■ **Records to process**:

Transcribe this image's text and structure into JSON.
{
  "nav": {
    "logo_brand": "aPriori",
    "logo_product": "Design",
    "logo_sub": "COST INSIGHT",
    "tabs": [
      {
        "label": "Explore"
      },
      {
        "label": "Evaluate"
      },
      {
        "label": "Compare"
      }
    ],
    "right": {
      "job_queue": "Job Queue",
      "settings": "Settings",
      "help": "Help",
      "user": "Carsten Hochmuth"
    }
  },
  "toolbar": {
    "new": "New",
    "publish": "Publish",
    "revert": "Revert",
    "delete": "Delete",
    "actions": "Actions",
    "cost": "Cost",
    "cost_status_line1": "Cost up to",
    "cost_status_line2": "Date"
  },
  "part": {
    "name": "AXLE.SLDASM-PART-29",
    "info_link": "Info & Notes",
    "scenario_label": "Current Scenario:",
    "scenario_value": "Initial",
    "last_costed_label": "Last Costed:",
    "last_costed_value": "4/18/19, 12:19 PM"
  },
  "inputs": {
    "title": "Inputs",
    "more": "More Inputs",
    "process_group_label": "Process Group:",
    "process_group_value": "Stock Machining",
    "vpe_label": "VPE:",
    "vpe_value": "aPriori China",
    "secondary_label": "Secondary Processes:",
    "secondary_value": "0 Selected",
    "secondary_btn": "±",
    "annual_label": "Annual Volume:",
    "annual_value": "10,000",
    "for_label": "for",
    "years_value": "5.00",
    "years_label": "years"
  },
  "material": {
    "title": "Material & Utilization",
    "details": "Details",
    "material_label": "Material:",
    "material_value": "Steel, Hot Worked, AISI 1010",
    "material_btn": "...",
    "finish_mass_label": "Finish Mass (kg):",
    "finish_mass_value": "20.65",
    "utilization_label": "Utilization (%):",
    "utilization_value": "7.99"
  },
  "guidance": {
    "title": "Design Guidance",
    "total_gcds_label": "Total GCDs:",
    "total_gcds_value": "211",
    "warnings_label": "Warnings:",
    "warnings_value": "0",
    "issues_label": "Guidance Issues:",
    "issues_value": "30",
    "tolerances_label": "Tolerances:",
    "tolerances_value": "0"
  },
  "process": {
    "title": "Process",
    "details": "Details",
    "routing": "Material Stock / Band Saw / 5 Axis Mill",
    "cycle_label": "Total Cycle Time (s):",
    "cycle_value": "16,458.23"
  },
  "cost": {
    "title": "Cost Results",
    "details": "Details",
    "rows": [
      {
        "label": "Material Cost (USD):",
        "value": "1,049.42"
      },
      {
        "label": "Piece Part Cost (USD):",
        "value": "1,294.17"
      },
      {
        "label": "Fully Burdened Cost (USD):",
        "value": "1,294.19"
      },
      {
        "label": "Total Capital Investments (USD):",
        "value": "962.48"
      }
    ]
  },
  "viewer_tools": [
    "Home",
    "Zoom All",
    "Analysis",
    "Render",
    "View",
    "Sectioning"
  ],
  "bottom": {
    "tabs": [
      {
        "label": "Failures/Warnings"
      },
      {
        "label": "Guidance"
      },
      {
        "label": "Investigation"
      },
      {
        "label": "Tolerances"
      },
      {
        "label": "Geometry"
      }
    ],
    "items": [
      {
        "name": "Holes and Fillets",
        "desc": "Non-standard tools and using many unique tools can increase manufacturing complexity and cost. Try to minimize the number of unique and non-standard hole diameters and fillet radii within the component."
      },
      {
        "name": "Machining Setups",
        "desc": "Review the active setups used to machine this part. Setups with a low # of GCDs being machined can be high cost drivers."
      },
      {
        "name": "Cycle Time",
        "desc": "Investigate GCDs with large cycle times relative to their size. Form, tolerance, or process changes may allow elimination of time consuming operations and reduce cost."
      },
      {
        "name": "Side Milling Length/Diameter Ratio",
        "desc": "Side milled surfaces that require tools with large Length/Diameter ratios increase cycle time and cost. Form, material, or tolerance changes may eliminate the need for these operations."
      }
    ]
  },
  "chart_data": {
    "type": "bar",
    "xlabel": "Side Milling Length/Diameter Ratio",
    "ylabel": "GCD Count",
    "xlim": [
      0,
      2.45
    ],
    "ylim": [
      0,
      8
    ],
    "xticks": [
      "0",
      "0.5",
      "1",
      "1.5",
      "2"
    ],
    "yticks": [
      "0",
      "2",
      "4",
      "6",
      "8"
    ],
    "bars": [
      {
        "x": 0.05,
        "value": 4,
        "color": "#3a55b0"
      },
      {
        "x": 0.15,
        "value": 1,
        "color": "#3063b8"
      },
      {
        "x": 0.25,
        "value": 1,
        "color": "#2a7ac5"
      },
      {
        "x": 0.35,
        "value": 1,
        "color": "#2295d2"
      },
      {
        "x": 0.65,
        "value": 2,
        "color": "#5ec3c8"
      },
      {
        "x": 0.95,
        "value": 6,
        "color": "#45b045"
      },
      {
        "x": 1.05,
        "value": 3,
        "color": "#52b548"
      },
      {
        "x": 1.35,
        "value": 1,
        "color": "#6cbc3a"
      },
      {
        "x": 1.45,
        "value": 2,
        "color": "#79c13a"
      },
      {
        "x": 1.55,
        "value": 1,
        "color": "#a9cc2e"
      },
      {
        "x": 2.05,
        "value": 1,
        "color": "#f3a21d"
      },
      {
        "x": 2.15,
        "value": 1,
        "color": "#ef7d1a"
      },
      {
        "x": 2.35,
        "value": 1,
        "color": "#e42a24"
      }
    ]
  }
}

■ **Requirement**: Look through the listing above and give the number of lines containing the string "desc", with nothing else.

■ **Problem solution**: 4